The leverage AI provides extends to so much more than surfacing historical overcharges and SLA breaches however. One of the most exciting opportunities it creates is the ability to stress-test and simulate the impact of proposals from suppliers by creating a digital twin. A digital twin, which is a virtual depiction of a supply chain’s components – all of the warehouses, suppliers, and inventory, enables businesses to model a variety of scenarios – from sites going offline in bad weather to delays in shipments caused by disruptive events (like the Suez Canal saga).

When it comes to procurement, a digital twin enables you to predict the financial and service outcomes of using new and existing suppliers, so you can identify previously unknown opportunities and threats.

Reducing costs using dynamic carrier selection

Even businesses that run AI-driven logistics procurement exercises still have to keep a close eye on the performance of their suppliers. Direct logistics costs can rapidly eat into profit margins if they’re not kept under control.

AI can also help here in enabling businesses to deploy intelligent multi-carrier switching when they ship goods to their customers. Using AI in real time allows companies to take advantage of the best prices from carriers offering the highest performance on a route at a specific moment in time..

By using AI to build in this flexibility, it means that wholesalers can respond to surge orders without losing margin; as the AI can calculate the best route and provider in near real-time, taking account of the different locations of stock, external disruptions, and balancing cost with service levels. In fact, AI-powered carrier switching has become a huge competitive advantage for companies over the past 18 months.

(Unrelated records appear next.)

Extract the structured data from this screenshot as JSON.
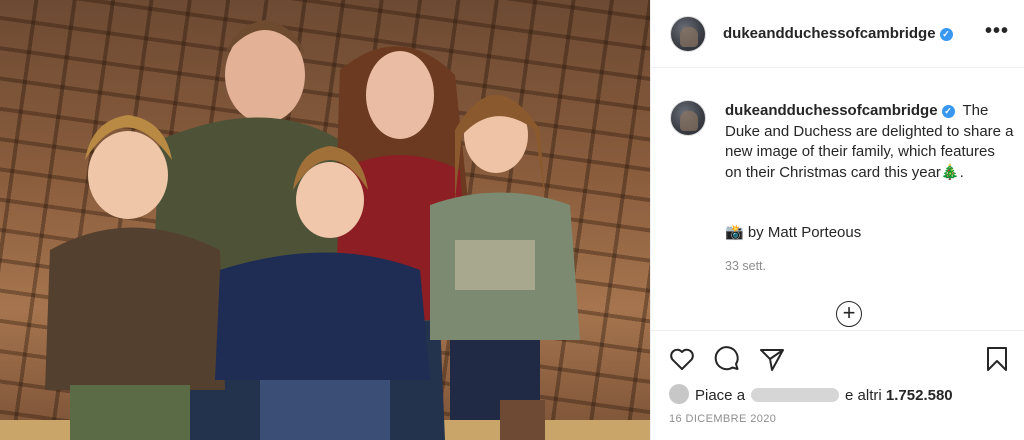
{
  "post": {
    "username": "dukeandduchessofcambridge",
    "verified_symbol": "✓",
    "more_symbol": "•••",
    "caption_text": "The Duke and Duchess are delighted to share a new image of their family, which features on their Christmas card this year🎄.",
    "photo_credit": "📸 by Matt Porteous",
    "age": "33 sett.",
    "load_more_symbol": "+"
  },
  "likes": {
    "prefix": "Piace a",
    "suffix": "e altri",
    "count": "1.752.580"
  },
  "date": "16 DICEMBRE 2020",
  "colors": {
    "verified": "#3897f0",
    "text": "#262626",
    "muted": "#8e8e8e",
    "divider": "#efefef"
  },
  "icons": [
    "heart-icon",
    "comment-icon",
    "share-icon",
    "bookmark-icon",
    "plus-circle-icon",
    "more-icon",
    "verified-badge-icon"
  ]
}
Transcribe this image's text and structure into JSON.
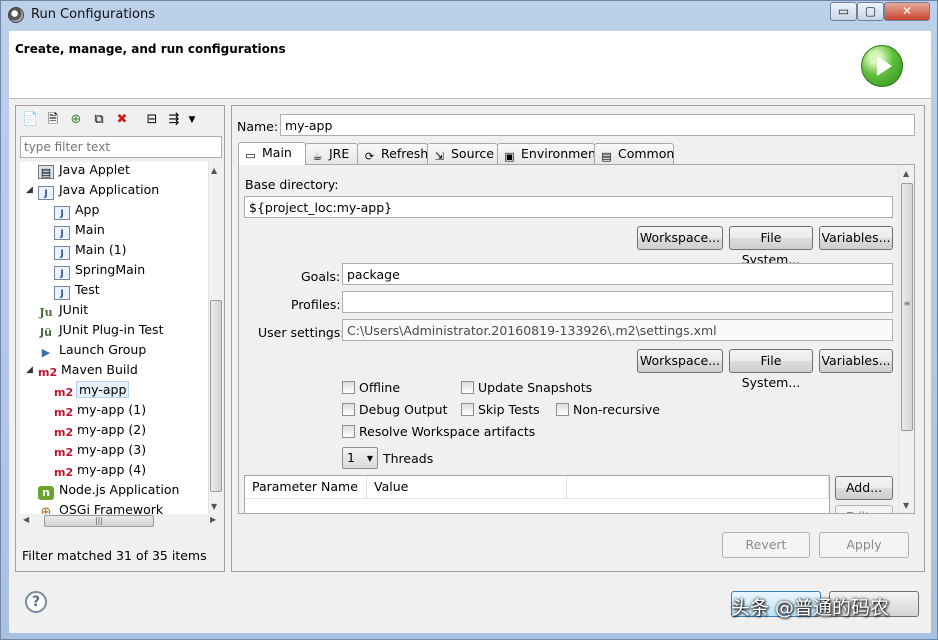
{
  "window": {
    "title": "Run Configurations",
    "min_glyph": "▭",
    "max_glyph": "▢",
    "close_glyph": "✕"
  },
  "header": {
    "title": "Create, manage, and run configurations",
    "icon": "run-play-icon"
  },
  "left": {
    "filter_placeholder": "type filter text",
    "tree": [
      {
        "label": "Java Applet",
        "icon": "java-applet-icon"
      },
      {
        "label": "Java Application",
        "icon": "java-application-icon",
        "expander": "◢"
      },
      {
        "label": "App",
        "icon": "java-class-icon"
      },
      {
        "label": "Main",
        "icon": "java-class-icon"
      },
      {
        "label": "Main (1)",
        "icon": "java-class-icon"
      },
      {
        "label": "SpringMain",
        "icon": "java-class-icon"
      },
      {
        "label": "Test",
        "icon": "java-class-icon"
      },
      {
        "label": "JUnit",
        "icon": "junit-icon"
      },
      {
        "label": "JUnit Plug-in Test",
        "icon": "junit-plugin-icon"
      },
      {
        "label": "Launch Group",
        "icon": "launch-group-icon"
      },
      {
        "label": "Maven Build",
        "icon": "maven-icon",
        "expander": "◢"
      },
      {
        "label": "my-app",
        "icon": "maven-icon",
        "selected": true
      },
      {
        "label": "my-app (1)",
        "icon": "maven-icon"
      },
      {
        "label": "my-app (2)",
        "icon": "maven-icon"
      },
      {
        "label": "my-app (3)",
        "icon": "maven-icon"
      },
      {
        "label": "my-app (4)",
        "icon": "maven-icon"
      },
      {
        "label": "Node.js Application",
        "icon": "nodejs-icon"
      },
      {
        "label": "OSGi Framework",
        "icon": "osgi-icon"
      }
    ],
    "status": "Filter matched 31 of 35 items"
  },
  "right": {
    "name_label": "Name:",
    "name_value": "my-app",
    "tabs": [
      {
        "label": "Main",
        "icon": "main-tab-icon",
        "active": true
      },
      {
        "label": "JRE",
        "icon": "jre-icon"
      },
      {
        "label": "Refresh",
        "icon": "refresh-icon"
      },
      {
        "label": "Source",
        "icon": "source-icon"
      },
      {
        "label": "Environment",
        "icon": "environment-icon"
      },
      {
        "label": "Common",
        "icon": "common-icon"
      }
    ],
    "base_dir_label": "Base directory:",
    "base_dir_value": "${project_loc:my-app}",
    "buttons_row1": [
      "Workspace...",
      "File System...",
      "Variables..."
    ],
    "goals_label": "Goals:",
    "goals_value": "package",
    "profiles_label": "Profiles:",
    "profiles_value": "",
    "user_settings_label": "User settings:",
    "user_settings_value": "C:\\Users\\Administrator.20160819-133926\\.m2\\settings.xml",
    "buttons_row2": [
      "Workspace...",
      "File System...",
      "Variables..."
    ],
    "checkboxes": {
      "offline": "Offline",
      "update_snapshots": "Update Snapshots",
      "debug_output": "Debug Output",
      "skip_tests": "Skip Tests",
      "non_recursive": "Non-recursive",
      "resolve_workspace": "Resolve Workspace artifacts"
    },
    "threads_value": "1",
    "threads_label": "Threads",
    "table_headers": [
      "Parameter Name",
      "Value"
    ],
    "add_button": "Add...",
    "edit_button": "Edit...",
    "revert_button": "Revert",
    "apply_button": "Apply"
  },
  "watermark": "头条 @普通的码农"
}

During the COVID-19 pandemic, a number of new surcharges have been levied by logistics providers (often without warning or transparency) – which for some companies has resulted in a 30% rise in shipping spend.

However, because AI-powered logistics technologies were able to identify these hidden additional charges and included them in calculations, businesses using AI to handle logistics were not hit with the same increased costs of shipping during the pandemic.

Addressing supply chain sustainability

The impact of climate change is becoming more apparent and many organisations are reviewing the sustainability of their operations – with supply chains a significant contributor to their carbon footprint (in Europe, the transport sector is responsible for nearly 30% of greenhouse emissions).

To significantly reduce their carbon footprint, businesses need to optimise shipments in the following ways:

  1. Select a fulfilment site that enables the shipment to travel on a route with the fewest miles spent in polluting transportation modes, at times when there will be least chance of delays (such as peak hour road traffic).
  2. Shipments should be packaged and packed together in a way that maximises vehicle load and reduces wastage.

While these may sound like simple calculations, in reality they are hugely complex – requiring access to multiple datasets from many sources. For a typical supply chain manager this level of complexity provides too many variables for someone in the role to calculate for themselves, or be able to adapt quickly to changing information. An artificial intelligence however can calculate the optimal fulfilment site, routing, logistics providers, packaging, packing formations, and times to send shipments with the lowest possible CO2 emissions.

Whether it’s improving procurement, reducing costs, or ensuring the future of green logistics, Artificial Intelligence and Machine Learning is already transforming the businesses of wholesalers and distributors able to invest in it.